How rusty is defensive end Gregory Rousseau after not playing football since 2019?
Can 6-foot-9 tackle Spencer Brown really move as well as reported?
How dependable can wide receiver Marquez Stevenson be in the return game?
The Buffalo Bills hope to begin getting answers to these questions and a lot more beginning next weekend, when they hold their rookie camp.
Dates for each team's offseason workouts were announced Thursday, and the Bills will hold their rookie minicamp from May 14-16. The dates for their organized team activities (OTAs) are May 24-25, May 27, June 1-2, June 4, June 7-8 and June 10-11. Those are all voluntary.
A mandatory minicamp will be held June 15-17 for all players on the roster who are under contract.
By going heavy on the lines in the draft, the discovery process will be slow for the Bills because hitting is not permitted by the NFL in any practice before training camp. Nevertheless, teams still can begin to get a feel for the players who are best prepared and where they begin to fit on the depth chart.
Few, if any, starting jobs are believed to be up for grabs. But many depth spots are to be determined.
Attendance will be difficult to predict. The NFLPA has recommended that players skip all voluntary workouts this offseason, including rookie minicamps.
Veterans on many teams already have united to declare they won't be attending OTAs. The Bills haven't received word one way or another, though general manager Brandon Beane and coach Sean McDermott have been having productive discussions with team leaders.
Complicating matters more are two factors:
1. The NFL has ruled that teams invite no more than five non-roster rookies to camp on a tryout basis.
2. The league hasn't ruled on whether teams can have full 90-man offseason rosters with no COVID-19 restrictions. This decision is keeping Beane from rushing to fill the roster to the limit, only to be forced to cut some players without having a chance to properly evaluate them.

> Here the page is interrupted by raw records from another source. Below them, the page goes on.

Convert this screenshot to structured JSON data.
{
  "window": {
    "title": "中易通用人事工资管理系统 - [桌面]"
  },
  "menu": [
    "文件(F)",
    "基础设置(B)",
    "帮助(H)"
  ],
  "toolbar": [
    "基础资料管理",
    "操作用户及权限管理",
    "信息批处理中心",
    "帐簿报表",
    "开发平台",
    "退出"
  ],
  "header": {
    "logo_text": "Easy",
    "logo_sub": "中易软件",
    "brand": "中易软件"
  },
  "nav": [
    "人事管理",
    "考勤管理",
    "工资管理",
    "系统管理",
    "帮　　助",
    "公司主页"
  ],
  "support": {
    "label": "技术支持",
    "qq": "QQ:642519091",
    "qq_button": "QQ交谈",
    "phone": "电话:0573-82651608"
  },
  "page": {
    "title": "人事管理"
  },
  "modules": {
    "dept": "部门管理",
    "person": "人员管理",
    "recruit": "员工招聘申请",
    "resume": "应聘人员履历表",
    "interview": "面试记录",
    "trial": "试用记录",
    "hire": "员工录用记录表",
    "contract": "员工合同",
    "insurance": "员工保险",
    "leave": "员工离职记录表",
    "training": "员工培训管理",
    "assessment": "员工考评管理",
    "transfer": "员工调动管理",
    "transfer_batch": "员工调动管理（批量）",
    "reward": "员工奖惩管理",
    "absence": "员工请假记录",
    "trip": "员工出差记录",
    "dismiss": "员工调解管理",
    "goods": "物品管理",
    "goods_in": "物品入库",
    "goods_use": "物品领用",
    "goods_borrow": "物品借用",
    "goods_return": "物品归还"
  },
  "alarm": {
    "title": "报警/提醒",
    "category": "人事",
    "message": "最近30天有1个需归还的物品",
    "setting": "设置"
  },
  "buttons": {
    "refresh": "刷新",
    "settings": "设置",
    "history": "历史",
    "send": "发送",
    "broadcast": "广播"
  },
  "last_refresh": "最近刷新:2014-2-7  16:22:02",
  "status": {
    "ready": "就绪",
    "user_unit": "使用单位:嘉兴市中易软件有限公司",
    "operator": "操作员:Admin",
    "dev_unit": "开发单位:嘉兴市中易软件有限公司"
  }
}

Beane also went on record this week saying that he would think of cutting players who don't get vaccinated for COVID-19 "because it would be an advantage," he said in an interview on the team's website. "I think there’s going to be some incentives. If you have ‘X’ number percent of your players and staff vaccinated, you can live normal. Let’s just call it `back to the old days.' "
This was a bold but dangerous statement by the general manager because a double standard would certainly apply if star quarterback Josh Allen, who last month said he was not sure if he would get the shot(s), tries to report to camp having not been vaccinated.
No way would Beane even cut him for something like that.
So it's a situation worth watching.
In the meantime, let the countdown begin to rookie camp and whatever may come after it.